Methods

Multiple regression was used to test associations between prospectively ascertained adversity during childhood and adversity retrospectively reported in adulthood with structural magnetic resonance imaging measures of midlife global and regional cortical thickness, cortical surface area, and subcortical gray matter volume in 861 (425 female) members of the Dunedin Study, a longitudinal investigation of a population-representative birth cohort.

Results

Both prospectively ascertained childhood adversity and retrospectively reported adversity were associated with alterations in midlife structural brain integrity, but associations with prospectively ascertained childhood adversity were consistently stronger and more widely distributed than associations with retrospectively reported childhood adversity. Sensitivity analyses revealed that these associations were not driven by any particular adversity or category of adversity (i.e., threat or deprivation) or by childhood socioeconomic disadvantage. Network enrichment analyses revealed that these associations were not localized but were broadly distributed along a hierarchical cortical gradient of information processing.

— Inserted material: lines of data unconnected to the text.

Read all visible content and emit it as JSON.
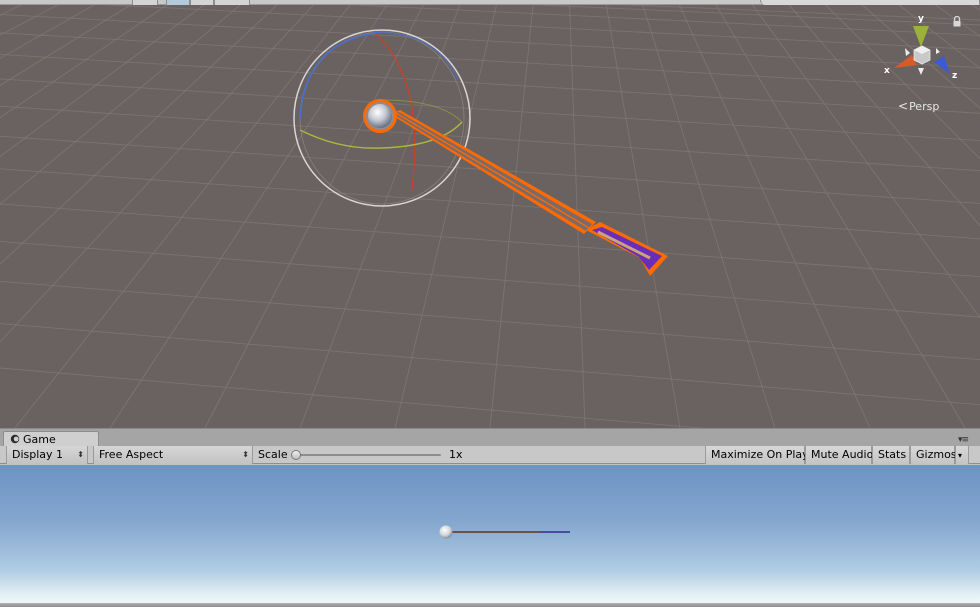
{
  "scene_view": {
    "camera_mode": "Persp",
    "axis_labels": {
      "x": "x",
      "y": "y",
      "z": "z"
    },
    "icons": [
      "lock-icon",
      "orientation-gizmo",
      "persp-chevron-icon"
    ],
    "colors": {
      "background": "#6a6260",
      "grid": "#7f7a77",
      "selection_outline": "#ff6a00",
      "arrow_fletching": "#6a2db8",
      "gizmo_x": "#d75a2a",
      "gizmo_y": "#9cb13b",
      "gizmo_z": "#3c5ad6"
    }
  },
  "game_panel": {
    "tab": {
      "label": "Game",
      "icon": "game-controller-icon"
    },
    "toolbar": {
      "display": "Display 1",
      "aspect": "Free Aspect",
      "scale_label": "Scale",
      "scale_value": "1x",
      "maximize_on_play": "Maximize On Play",
      "mute_audio": "Mute Audio",
      "stats": "Stats",
      "gizmos": "Gizmos"
    },
    "colors": {
      "sky_top": "#6d93c3",
      "horizon": "#f5f8f9"
    }
  }
}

Conclusions

Exposure to childhood adversity broadly is associated with widespread differences in midlife gray matter across cortical and subcortical structures, suggesting that biological embedding of childhood adversity in the brain is long lasting, but not localized. Research using retrospectively reported adversity likely underestimates the magnitude of these associations. These findings may inform future research investigating mechanisms through which adversity becomes embedded in the brain and influences mental health and cognition.

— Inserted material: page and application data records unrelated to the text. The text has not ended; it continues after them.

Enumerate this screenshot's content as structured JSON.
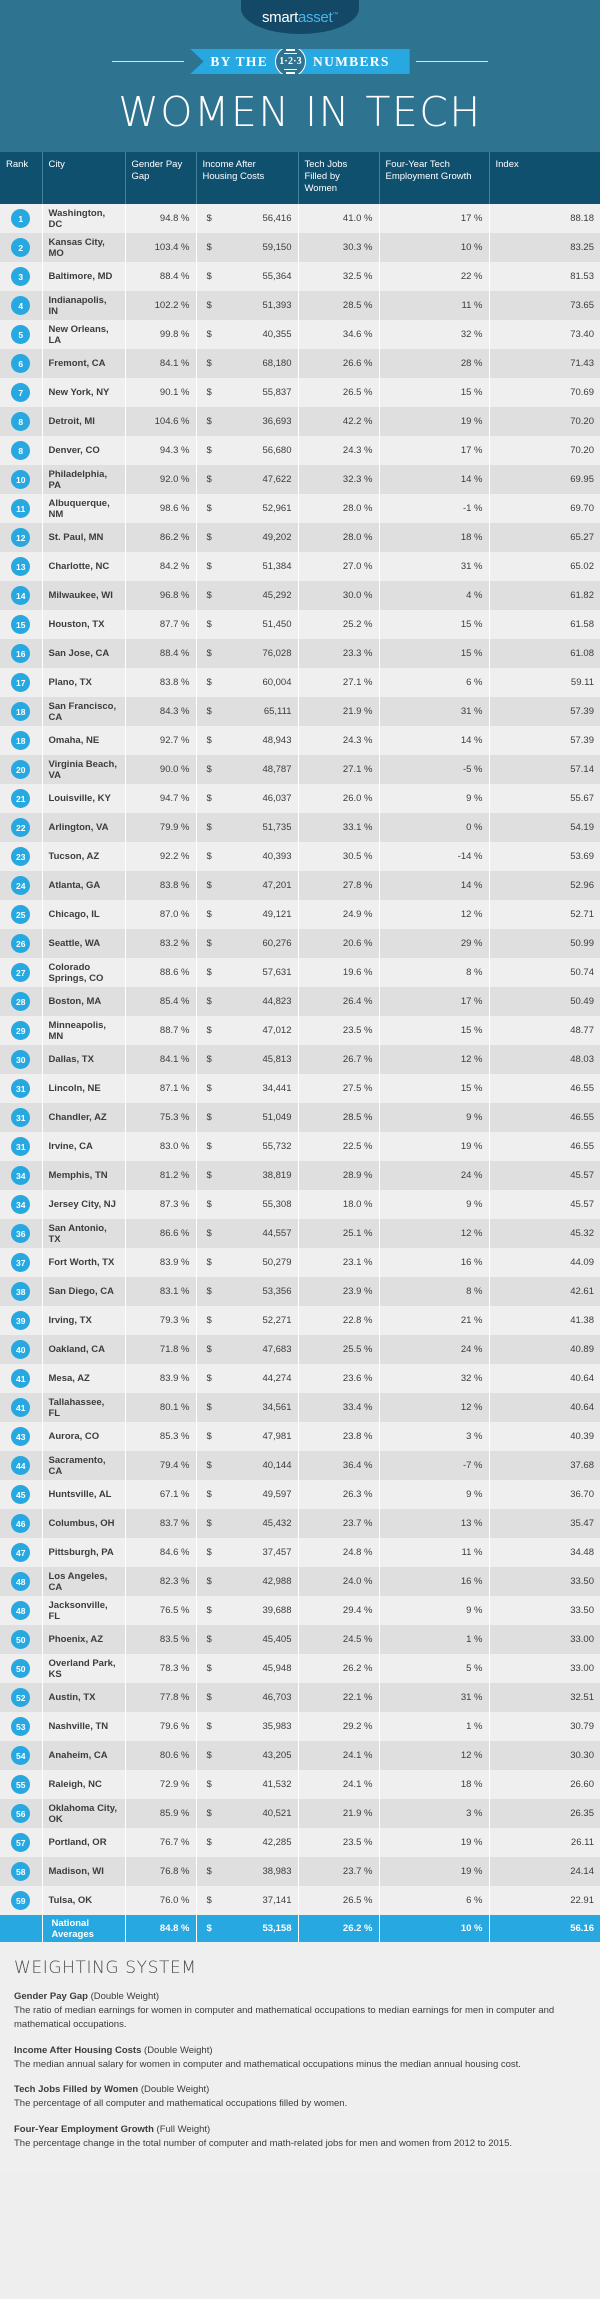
{
  "brand": {
    "logo_smart": "smart",
    "logo_asset": "asset",
    "logo_tm": "™"
  },
  "ribbon": {
    "left_text": "BY THE",
    "badge_digits": "1·2·3",
    "right_text": "NUMBERS"
  },
  "hero": {
    "title": "WOMEN IN TECH"
  },
  "colors": {
    "hero_bg": "#2e7491",
    "header_bg": "#10506f",
    "accent": "#28a8e0",
    "logo_bg": "#134967",
    "row_odd": "#efefef",
    "row_even": "#dfdfdf",
    "footer_bg": "#efefef"
  },
  "table": {
    "columns": [
      "Rank",
      "City",
      "Gender Pay Gap",
      "Income After Housing Costs",
      "Tech Jobs Filled by Women",
      "Four-Year Tech Employment Growth",
      "Index"
    ],
    "rows": [
      {
        "rank": "1",
        "city": "Washington, DC",
        "pay_gap": "94.8 %",
        "income": "56,416",
        "tech_jobs": "41.0 %",
        "growth": "17 %",
        "index": "88.18"
      },
      {
        "rank": "2",
        "city": "Kansas City, MO",
        "pay_gap": "103.4 %",
        "income": "59,150",
        "tech_jobs": "30.3 %",
        "growth": "10 %",
        "index": "83.25"
      },
      {
        "rank": "3",
        "city": "Baltimore, MD",
        "pay_gap": "88.4 %",
        "income": "55,364",
        "tech_jobs": "32.5 %",
        "growth": "22 %",
        "index": "81.53"
      },
      {
        "rank": "4",
        "city": "Indianapolis, IN",
        "pay_gap": "102.2 %",
        "income": "51,393",
        "tech_jobs": "28.5 %",
        "growth": "11 %",
        "index": "73.65"
      },
      {
        "rank": "5",
        "city": "New Orleans, LA",
        "pay_gap": "99.8 %",
        "income": "40,355",
        "tech_jobs": "34.6 %",
        "growth": "32 %",
        "index": "73.40"
      },
      {
        "rank": "6",
        "city": "Fremont, CA",
        "pay_gap": "84.1 %",
        "income": "68,180",
        "tech_jobs": "26.6 %",
        "growth": "28 %",
        "index": "71.43"
      },
      {
        "rank": "7",
        "city": "New York, NY",
        "pay_gap": "90.1 %",
        "income": "55,837",
        "tech_jobs": "26.5 %",
        "growth": "15 %",
        "index": "70.69"
      },
      {
        "rank": "8",
        "city": "Detroit, MI",
        "pay_gap": "104.6 %",
        "income": "36,693",
        "tech_jobs": "42.2 %",
        "growth": "19 %",
        "index": "70.20"
      },
      {
        "rank": "8",
        "city": "Denver, CO",
        "pay_gap": "94.3 %",
        "income": "56,680",
        "tech_jobs": "24.3 %",
        "growth": "17 %",
        "index": "70.20"
      },
      {
        "rank": "10",
        "city": "Philadelphia, PA",
        "pay_gap": "92.0 %",
        "income": "47,622",
        "tech_jobs": "32.3 %",
        "growth": "14 %",
        "index": "69.95"
      },
      {
        "rank": "11",
        "city": "Albuquerque, NM",
        "pay_gap": "98.6 %",
        "income": "52,961",
        "tech_jobs": "28.0 %",
        "growth": "-1 %",
        "index": "69.70"
      },
      {
        "rank": "12",
        "city": "St. Paul, MN",
        "pay_gap": "86.2 %",
        "income": "49,202",
        "tech_jobs": "28.0 %",
        "growth": "18 %",
        "index": "65.27"
      },
      {
        "rank": "13",
        "city": "Charlotte, NC",
        "pay_gap": "84.2 %",
        "income": "51,384",
        "tech_jobs": "27.0 %",
        "growth": "31 %",
        "index": "65.02"
      },
      {
        "rank": "14",
        "city": "Milwaukee, WI",
        "pay_gap": "96.8 %",
        "income": "45,292",
        "tech_jobs": "30.0 %",
        "growth": "4 %",
        "index": "61.82"
      },
      {
        "rank": "15",
        "city": "Houston, TX",
        "pay_gap": "87.7 %",
        "income": "51,450",
        "tech_jobs": "25.2 %",
        "growth": "15 %",
        "index": "61.58"
      },
      {
        "rank": "16",
        "city": "San Jose, CA",
        "pay_gap": "88.4 %",
        "income": "76,028",
        "tech_jobs": "23.3 %",
        "growth": "15 %",
        "index": "61.08"
      },
      {
        "rank": "17",
        "city": "Plano, TX",
        "pay_gap": "83.8 %",
        "income": "60,004",
        "tech_jobs": "27.1 %",
        "growth": "6 %",
        "index": "59.11"
      },
      {
        "rank": "18",
        "city": "San Francisco, CA",
        "pay_gap": "84.3 %",
        "income": "65,111",
        "tech_jobs": "21.9 %",
        "growth": "31 %",
        "index": "57.39"
      },
      {
        "rank": "18",
        "city": "Omaha, NE",
        "pay_gap": "92.7 %",
        "income": "48,943",
        "tech_jobs": "24.3 %",
        "growth": "14 %",
        "index": "57.39"
      },
      {
        "rank": "20",
        "city": "Virginia Beach, VA",
        "pay_gap": "90.0 %",
        "income": "48,787",
        "tech_jobs": "27.1 %",
        "growth": "-5 %",
        "index": "57.14"
      },
      {
        "rank": "21",
        "city": "Louisville, KY",
        "pay_gap": "94.7 %",
        "income": "46,037",
        "tech_jobs": "26.0 %",
        "growth": "9 %",
        "index": "55.67"
      },
      {
        "rank": "22",
        "city": "Arlington, VA",
        "pay_gap": "79.9 %",
        "income": "51,735",
        "tech_jobs": "33.1 %",
        "growth": "0 %",
        "index": "54.19"
      },
      {
        "rank": "23",
        "city": "Tucson, AZ",
        "pay_gap": "92.2 %",
        "income": "40,393",
        "tech_jobs": "30.5 %",
        "growth": "-14 %",
        "index": "53.69"
      },
      {
        "rank": "24",
        "city": "Atlanta, GA",
        "pay_gap": "83.8 %",
        "income": "47,201",
        "tech_jobs": "27.8 %",
        "growth": "14 %",
        "index": "52.96"
      },
      {
        "rank": "25",
        "city": "Chicago, IL",
        "pay_gap": "87.0 %",
        "income": "49,121",
        "tech_jobs": "24.9 %",
        "growth": "12 %",
        "index": "52.71"
      },
      {
        "rank": "26",
        "city": "Seattle, WA",
        "pay_gap": "83.2 %",
        "income": "60,276",
        "tech_jobs": "20.6 %",
        "growth": "29 %",
        "index": "50.99"
      },
      {
        "rank": "27",
        "city": "Colorado Springs, CO",
        "pay_gap": "88.6 %",
        "income": "57,631",
        "tech_jobs": "19.6 %",
        "growth": "8 %",
        "index": "50.74"
      },
      {
        "rank": "28",
        "city": "Boston, MA",
        "pay_gap": "85.4 %",
        "income": "44,823",
        "tech_jobs": "26.4 %",
        "growth": "17 %",
        "index": "50.49"
      },
      {
        "rank": "29",
        "city": "Minneapolis, MN",
        "pay_gap": "88.7 %",
        "income": "47,012",
        "tech_jobs": "23.5 %",
        "growth": "15 %",
        "index": "48.77"
      },
      {
        "rank": "30",
        "city": "Dallas, TX",
        "pay_gap": "84.1 %",
        "income": "45,813",
        "tech_jobs": "26.7 %",
        "growth": "12 %",
        "index": "48.03"
      },
      {
        "rank": "31",
        "city": "Lincoln, NE",
        "pay_gap": "87.1 %",
        "income": "34,441",
        "tech_jobs": "27.5 %",
        "growth": "15 %",
        "index": "46.55"
      },
      {
        "rank": "31",
        "city": "Chandler, AZ",
        "pay_gap": "75.3 %",
        "income": "51,049",
        "tech_jobs": "28.5 %",
        "growth": "9 %",
        "index": "46.55"
      },
      {
        "rank": "31",
        "city": "Irvine, CA",
        "pay_gap": "83.0 %",
        "income": "55,732",
        "tech_jobs": "22.5 %",
        "growth": "19 %",
        "index": "46.55"
      },
      {
        "rank": "34",
        "city": "Memphis, TN",
        "pay_gap": "81.2 %",
        "income": "38,819",
        "tech_jobs": "28.9 %",
        "growth": "24 %",
        "index": "45.57"
      },
      {
        "rank": "34",
        "city": "Jersey City, NJ",
        "pay_gap": "87.3 %",
        "income": "55,308",
        "tech_jobs": "18.0 %",
        "growth": "9 %",
        "index": "45.57"
      },
      {
        "rank": "36",
        "city": "San Antonio, TX",
        "pay_gap": "86.6 %",
        "income": "44,557",
        "tech_jobs": "25.1 %",
        "growth": "12 %",
        "index": "45.32"
      },
      {
        "rank": "37",
        "city": "Fort Worth, TX",
        "pay_gap": "83.9 %",
        "income": "50,279",
        "tech_jobs": "23.1 %",
        "growth": "16 %",
        "index": "44.09"
      },
      {
        "rank": "38",
        "city": "San Diego, CA",
        "pay_gap": "83.1 %",
        "income": "53,356",
        "tech_jobs": "23.9 %",
        "growth": "8 %",
        "index": "42.61"
      },
      {
        "rank": "39",
        "city": "Irving, TX",
        "pay_gap": "79.3 %",
        "income": "52,271",
        "tech_jobs": "22.8 %",
        "growth": "21 %",
        "index": "41.38"
      },
      {
        "rank": "40",
        "city": "Oakland, CA",
        "pay_gap": "71.8 %",
        "income": "47,683",
        "tech_jobs": "25.5 %",
        "growth": "24 %",
        "index": "40.89"
      },
      {
        "rank": "41",
        "city": "Mesa, AZ",
        "pay_gap": "83.9 %",
        "income": "44,274",
        "tech_jobs": "23.6 %",
        "growth": "32 %",
        "index": "40.64"
      },
      {
        "rank": "41",
        "city": "Tallahassee, FL",
        "pay_gap": "80.1 %",
        "income": "34,561",
        "tech_jobs": "33.4 %",
        "growth": "12 %",
        "index": "40.64"
      },
      {
        "rank": "43",
        "city": "Aurora, CO",
        "pay_gap": "85.3 %",
        "income": "47,981",
        "tech_jobs": "23.8 %",
        "growth": "3 %",
        "index": "40.39"
      },
      {
        "rank": "44",
        "city": "Sacramento, CA",
        "pay_gap": "79.4 %",
        "income": "40,144",
        "tech_jobs": "36.4 %",
        "growth": "-7 %",
        "index": "37.68"
      },
      {
        "rank": "45",
        "city": "Huntsville, AL",
        "pay_gap": "67.1 %",
        "income": "49,597",
        "tech_jobs": "26.3 %",
        "growth": "9 %",
        "index": "36.70"
      },
      {
        "rank": "46",
        "city": "Columbus, OH",
        "pay_gap": "83.7 %",
        "income": "45,432",
        "tech_jobs": "23.7 %",
        "growth": "13 %",
        "index": "35.47"
      },
      {
        "rank": "47",
        "city": "Pittsburgh, PA",
        "pay_gap": "84.6 %",
        "income": "37,457",
        "tech_jobs": "24.8 %",
        "growth": "11 %",
        "index": "34.48"
      },
      {
        "rank": "48",
        "city": "Los Angeles, CA",
        "pay_gap": "82.3 %",
        "income": "42,988",
        "tech_jobs": "24.0 %",
        "growth": "16 %",
        "index": "33.50"
      },
      {
        "rank": "48",
        "city": "Jacksonville, FL",
        "pay_gap": "76.5 %",
        "income": "39,688",
        "tech_jobs": "29.4 %",
        "growth": "9 %",
        "index": "33.50"
      },
      {
        "rank": "50",
        "city": "Phoenix, AZ",
        "pay_gap": "83.5 %",
        "income": "45,405",
        "tech_jobs": "24.5 %",
        "growth": "1 %",
        "index": "33.00"
      },
      {
        "rank": "50",
        "city": "Overland Park, KS",
        "pay_gap": "78.3 %",
        "income": "45,948",
        "tech_jobs": "26.2 %",
        "growth": "5 %",
        "index": "33.00"
      },
      {
        "rank": "52",
        "city": "Austin, TX",
        "pay_gap": "77.8 %",
        "income": "46,703",
        "tech_jobs": "22.1 %",
        "growth": "31 %",
        "index": "32.51"
      },
      {
        "rank": "53",
        "city": "Nashville, TN",
        "pay_gap": "79.6 %",
        "income": "35,983",
        "tech_jobs": "29.2 %",
        "growth": "1 %",
        "index": "30.79"
      },
      {
        "rank": "54",
        "city": "Anaheim, CA",
        "pay_gap": "80.6 %",
        "income": "43,205",
        "tech_jobs": "24.1 %",
        "growth": "12 %",
        "index": "30.30"
      },
      {
        "rank": "55",
        "city": "Raleigh, NC",
        "pay_gap": "72.9 %",
        "income": "41,532",
        "tech_jobs": "24.1 %",
        "growth": "18 %",
        "index": "26.60"
      },
      {
        "rank": "56",
        "city": "Oklahoma City, OK",
        "pay_gap": "85.9 %",
        "income": "40,521",
        "tech_jobs": "21.9 %",
        "growth": "3 %",
        "index": "26.35"
      },
      {
        "rank": "57",
        "city": "Portland, OR",
        "pay_gap": "76.7 %",
        "income": "42,285",
        "tech_jobs": "23.5 %",
        "growth": "19 %",
        "index": "26.11"
      },
      {
        "rank": "58",
        "city": "Madison, WI",
        "pay_gap": "76.8 %",
        "income": "38,983",
        "tech_jobs": "23.7 %",
        "growth": "19 %",
        "index": "24.14"
      },
      {
        "rank": "59",
        "city": "Tulsa, OK",
        "pay_gap": "76.0 %",
        "income": "37,141",
        "tech_jobs": "26.5 %",
        "growth": "6 %",
        "index": "22.91"
      }
    ],
    "averages": {
      "label": "National Averages",
      "pay_gap": "84.8 %",
      "income": "53,158",
      "tech_jobs": "26.2 %",
      "growth": "10 %",
      "index": "56.16"
    },
    "currency_symbol": "$"
  },
  "weighting": {
    "title": "WEIGHTING SYSTEM",
    "items": [
      {
        "name": "Gender Pay Gap",
        "weight": "(Double Weight)",
        "description": "The ratio of median earnings for women in computer and mathematical occupations to median earnings for men in computer and mathematical occupations."
      },
      {
        "name": "Income After Housing Costs",
        "weight": "(Double Weight)",
        "description": "The median annual salary for women in computer and mathematical occupations minus the median annual housing cost."
      },
      {
        "name": "Tech Jobs Filled by Women",
        "weight": "(Double Weight)",
        "description": "The percentage of all computer and mathematical occupations filled by women."
      },
      {
        "name": "Four-Year Employment Growth",
        "weight": "(Full Weight)",
        "description": "The percentage change in the total number of computer and math-related jobs for men and women from 2012 to 2015."
      }
    ]
  }
}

Full Text

Duke Authors

Cited Authors

  • Gehred, MZ; Knodt, AR; Ambler, A; Bourassa, KJ; Danese, A; Elliott, ML; Hogan, S; Ireland, D; Poulton, R; Ramrakha, S; Reuben, A; Sison, ML; Moffitt, TE; Hariri, AR; Caspi, A

Published Date

  • August 2021

Published In

Volume / Issue

  • 90 / 3

Start / End Page

  • 182 - 193

PubMed ID

  • 33952400

Pubmed Central ID

  • PMC8274314

Electronic International Standard Serial Number (EISSN)

  • 1873-2402

International Standard Serial Number (ISSN)

  • 0006-3223

Digital Object Identifier (DOI)

  • 10.1016/j.biopsych.2021.02.971

Language

  • eng